Task goal
When a line in the listing below contains the word "this", return a copy of that line.

Records to use
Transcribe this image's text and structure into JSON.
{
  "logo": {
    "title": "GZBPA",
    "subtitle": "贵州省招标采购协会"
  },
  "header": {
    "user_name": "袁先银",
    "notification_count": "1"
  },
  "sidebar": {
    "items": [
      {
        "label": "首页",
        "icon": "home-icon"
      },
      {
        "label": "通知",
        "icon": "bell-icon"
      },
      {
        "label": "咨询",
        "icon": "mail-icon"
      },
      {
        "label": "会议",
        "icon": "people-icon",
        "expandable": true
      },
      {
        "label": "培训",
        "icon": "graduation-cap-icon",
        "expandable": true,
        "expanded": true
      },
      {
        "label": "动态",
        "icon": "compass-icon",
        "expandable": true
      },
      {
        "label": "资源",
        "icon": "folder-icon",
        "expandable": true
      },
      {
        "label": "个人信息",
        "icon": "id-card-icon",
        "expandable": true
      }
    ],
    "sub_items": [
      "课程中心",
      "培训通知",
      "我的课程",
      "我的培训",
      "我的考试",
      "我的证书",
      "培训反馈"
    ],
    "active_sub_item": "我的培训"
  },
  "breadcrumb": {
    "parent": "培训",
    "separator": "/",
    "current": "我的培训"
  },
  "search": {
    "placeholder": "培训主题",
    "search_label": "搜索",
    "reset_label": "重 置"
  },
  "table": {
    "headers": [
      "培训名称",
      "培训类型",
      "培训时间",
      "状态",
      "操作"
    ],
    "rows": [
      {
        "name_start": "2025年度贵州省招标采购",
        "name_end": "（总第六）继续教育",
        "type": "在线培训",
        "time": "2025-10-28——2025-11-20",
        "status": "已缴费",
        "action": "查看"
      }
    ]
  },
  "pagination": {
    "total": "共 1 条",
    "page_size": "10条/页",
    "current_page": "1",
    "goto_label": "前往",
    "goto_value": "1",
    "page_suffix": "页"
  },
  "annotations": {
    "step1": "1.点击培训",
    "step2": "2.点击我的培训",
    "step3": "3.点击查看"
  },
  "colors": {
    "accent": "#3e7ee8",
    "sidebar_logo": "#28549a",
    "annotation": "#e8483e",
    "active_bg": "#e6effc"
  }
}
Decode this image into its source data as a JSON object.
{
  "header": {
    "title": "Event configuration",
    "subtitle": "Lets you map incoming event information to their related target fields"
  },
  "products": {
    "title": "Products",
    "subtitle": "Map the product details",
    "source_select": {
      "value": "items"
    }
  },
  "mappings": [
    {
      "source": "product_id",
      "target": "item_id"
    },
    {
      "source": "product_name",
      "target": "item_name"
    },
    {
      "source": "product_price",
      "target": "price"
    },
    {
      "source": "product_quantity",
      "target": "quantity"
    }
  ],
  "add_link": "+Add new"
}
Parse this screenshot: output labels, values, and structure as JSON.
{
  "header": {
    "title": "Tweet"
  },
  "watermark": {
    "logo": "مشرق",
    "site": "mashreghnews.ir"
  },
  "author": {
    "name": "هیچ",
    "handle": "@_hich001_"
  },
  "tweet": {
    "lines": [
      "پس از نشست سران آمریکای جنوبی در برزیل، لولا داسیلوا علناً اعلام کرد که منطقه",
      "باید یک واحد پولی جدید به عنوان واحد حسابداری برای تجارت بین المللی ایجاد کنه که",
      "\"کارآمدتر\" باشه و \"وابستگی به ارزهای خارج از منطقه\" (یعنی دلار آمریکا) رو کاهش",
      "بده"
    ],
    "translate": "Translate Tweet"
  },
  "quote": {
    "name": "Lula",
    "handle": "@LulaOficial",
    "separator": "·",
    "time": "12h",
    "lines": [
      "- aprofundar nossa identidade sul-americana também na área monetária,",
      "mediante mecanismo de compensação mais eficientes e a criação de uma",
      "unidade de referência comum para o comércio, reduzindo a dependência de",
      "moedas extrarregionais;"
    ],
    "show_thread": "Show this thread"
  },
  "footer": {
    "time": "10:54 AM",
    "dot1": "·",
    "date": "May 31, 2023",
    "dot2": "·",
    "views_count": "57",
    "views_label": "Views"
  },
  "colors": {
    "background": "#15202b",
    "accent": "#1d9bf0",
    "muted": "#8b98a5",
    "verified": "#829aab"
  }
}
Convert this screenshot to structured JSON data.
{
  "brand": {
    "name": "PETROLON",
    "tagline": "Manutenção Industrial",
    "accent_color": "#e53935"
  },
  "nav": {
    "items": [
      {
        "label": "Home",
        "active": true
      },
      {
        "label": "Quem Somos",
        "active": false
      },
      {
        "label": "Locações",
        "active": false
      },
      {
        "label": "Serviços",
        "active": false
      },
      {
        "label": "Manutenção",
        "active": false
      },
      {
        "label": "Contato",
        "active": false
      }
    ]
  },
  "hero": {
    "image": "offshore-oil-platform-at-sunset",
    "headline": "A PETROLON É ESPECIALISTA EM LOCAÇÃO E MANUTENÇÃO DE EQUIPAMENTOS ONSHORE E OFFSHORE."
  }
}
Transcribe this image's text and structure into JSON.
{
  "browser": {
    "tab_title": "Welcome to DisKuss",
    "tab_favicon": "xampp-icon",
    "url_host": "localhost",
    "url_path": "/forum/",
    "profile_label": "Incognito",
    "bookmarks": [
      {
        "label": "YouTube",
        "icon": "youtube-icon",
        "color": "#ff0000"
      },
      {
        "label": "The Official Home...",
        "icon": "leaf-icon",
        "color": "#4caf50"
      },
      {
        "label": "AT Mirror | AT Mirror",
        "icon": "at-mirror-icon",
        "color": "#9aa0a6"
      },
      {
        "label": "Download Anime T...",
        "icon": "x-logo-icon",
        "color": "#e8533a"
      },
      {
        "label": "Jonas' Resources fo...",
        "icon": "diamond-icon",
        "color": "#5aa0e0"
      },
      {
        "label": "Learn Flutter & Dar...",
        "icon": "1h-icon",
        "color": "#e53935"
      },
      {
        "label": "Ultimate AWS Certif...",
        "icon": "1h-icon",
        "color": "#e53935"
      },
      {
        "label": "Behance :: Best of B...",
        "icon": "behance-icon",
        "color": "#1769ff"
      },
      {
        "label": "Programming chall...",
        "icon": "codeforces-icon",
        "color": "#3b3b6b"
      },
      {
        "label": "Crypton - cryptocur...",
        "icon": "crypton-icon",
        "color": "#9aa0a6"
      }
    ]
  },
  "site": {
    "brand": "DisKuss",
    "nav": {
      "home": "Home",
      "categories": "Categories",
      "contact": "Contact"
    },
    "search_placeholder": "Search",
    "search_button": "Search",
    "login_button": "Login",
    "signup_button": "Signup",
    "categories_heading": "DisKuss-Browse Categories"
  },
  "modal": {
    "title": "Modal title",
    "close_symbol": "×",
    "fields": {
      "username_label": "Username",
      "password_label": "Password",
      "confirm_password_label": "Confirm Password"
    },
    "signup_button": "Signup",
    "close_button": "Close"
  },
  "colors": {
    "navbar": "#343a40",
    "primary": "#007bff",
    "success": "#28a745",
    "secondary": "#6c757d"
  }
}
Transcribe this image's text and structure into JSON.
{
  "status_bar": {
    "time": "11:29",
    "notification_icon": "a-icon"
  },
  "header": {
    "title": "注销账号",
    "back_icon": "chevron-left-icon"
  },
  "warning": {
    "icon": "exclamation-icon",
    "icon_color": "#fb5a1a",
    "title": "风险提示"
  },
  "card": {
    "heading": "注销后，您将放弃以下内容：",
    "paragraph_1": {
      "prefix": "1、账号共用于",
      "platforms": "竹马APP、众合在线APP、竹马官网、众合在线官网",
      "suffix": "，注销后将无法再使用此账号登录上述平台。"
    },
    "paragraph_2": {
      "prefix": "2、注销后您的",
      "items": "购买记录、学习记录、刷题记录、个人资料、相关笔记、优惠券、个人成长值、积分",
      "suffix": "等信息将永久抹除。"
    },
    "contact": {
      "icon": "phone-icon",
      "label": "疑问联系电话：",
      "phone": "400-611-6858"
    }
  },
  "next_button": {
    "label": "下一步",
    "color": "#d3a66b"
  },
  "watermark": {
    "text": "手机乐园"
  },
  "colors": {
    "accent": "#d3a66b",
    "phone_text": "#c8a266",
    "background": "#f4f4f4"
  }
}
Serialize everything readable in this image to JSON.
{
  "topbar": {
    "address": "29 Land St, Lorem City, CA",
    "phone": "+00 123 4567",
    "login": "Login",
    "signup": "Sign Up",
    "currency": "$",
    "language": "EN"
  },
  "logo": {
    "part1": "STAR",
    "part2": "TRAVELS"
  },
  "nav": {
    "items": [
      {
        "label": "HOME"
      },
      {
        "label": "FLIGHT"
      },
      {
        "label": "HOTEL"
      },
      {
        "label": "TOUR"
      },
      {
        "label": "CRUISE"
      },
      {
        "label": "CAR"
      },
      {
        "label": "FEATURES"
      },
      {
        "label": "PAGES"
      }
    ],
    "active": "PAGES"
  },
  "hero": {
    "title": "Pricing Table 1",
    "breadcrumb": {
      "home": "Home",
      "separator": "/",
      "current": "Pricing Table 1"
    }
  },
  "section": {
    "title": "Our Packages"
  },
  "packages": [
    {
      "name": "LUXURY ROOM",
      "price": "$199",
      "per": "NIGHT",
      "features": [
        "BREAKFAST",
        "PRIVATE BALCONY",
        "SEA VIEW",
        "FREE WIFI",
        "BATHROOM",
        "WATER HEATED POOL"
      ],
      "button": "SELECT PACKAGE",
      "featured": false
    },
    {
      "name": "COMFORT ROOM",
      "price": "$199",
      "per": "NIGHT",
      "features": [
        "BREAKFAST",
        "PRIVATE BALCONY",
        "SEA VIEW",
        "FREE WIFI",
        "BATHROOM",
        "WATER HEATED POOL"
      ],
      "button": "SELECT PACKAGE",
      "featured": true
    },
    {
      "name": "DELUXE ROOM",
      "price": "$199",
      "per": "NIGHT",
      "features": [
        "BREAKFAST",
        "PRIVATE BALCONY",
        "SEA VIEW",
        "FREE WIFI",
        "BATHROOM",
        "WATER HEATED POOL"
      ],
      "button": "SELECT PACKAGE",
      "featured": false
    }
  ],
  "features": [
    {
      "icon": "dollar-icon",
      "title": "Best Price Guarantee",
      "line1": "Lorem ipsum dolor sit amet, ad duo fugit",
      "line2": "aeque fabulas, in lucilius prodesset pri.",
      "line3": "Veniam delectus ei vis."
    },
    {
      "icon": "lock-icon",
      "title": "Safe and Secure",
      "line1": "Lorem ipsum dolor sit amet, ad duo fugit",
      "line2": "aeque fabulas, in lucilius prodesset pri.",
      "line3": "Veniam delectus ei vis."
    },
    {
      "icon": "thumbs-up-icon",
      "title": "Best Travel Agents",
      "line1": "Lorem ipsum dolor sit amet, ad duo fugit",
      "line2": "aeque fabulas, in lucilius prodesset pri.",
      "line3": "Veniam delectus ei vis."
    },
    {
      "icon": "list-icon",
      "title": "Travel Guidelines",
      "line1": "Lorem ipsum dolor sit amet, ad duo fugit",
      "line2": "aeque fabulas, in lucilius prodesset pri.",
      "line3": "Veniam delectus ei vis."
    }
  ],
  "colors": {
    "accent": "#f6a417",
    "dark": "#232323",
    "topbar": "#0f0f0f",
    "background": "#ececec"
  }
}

Answer section
Transcribe this image's text and structure into JSON.
Decode this image into its source data as a JSON object.
Parse this screenshot: output labels, values, and structure as JSON.
    "show_thread": "Show this thread"
Convert this screenshot to structured JSON data.
Transcribe this image's text and structure into JSON.
Transcribe this image's text and structure into JSON.
Serialize everything readable in this image to JSON.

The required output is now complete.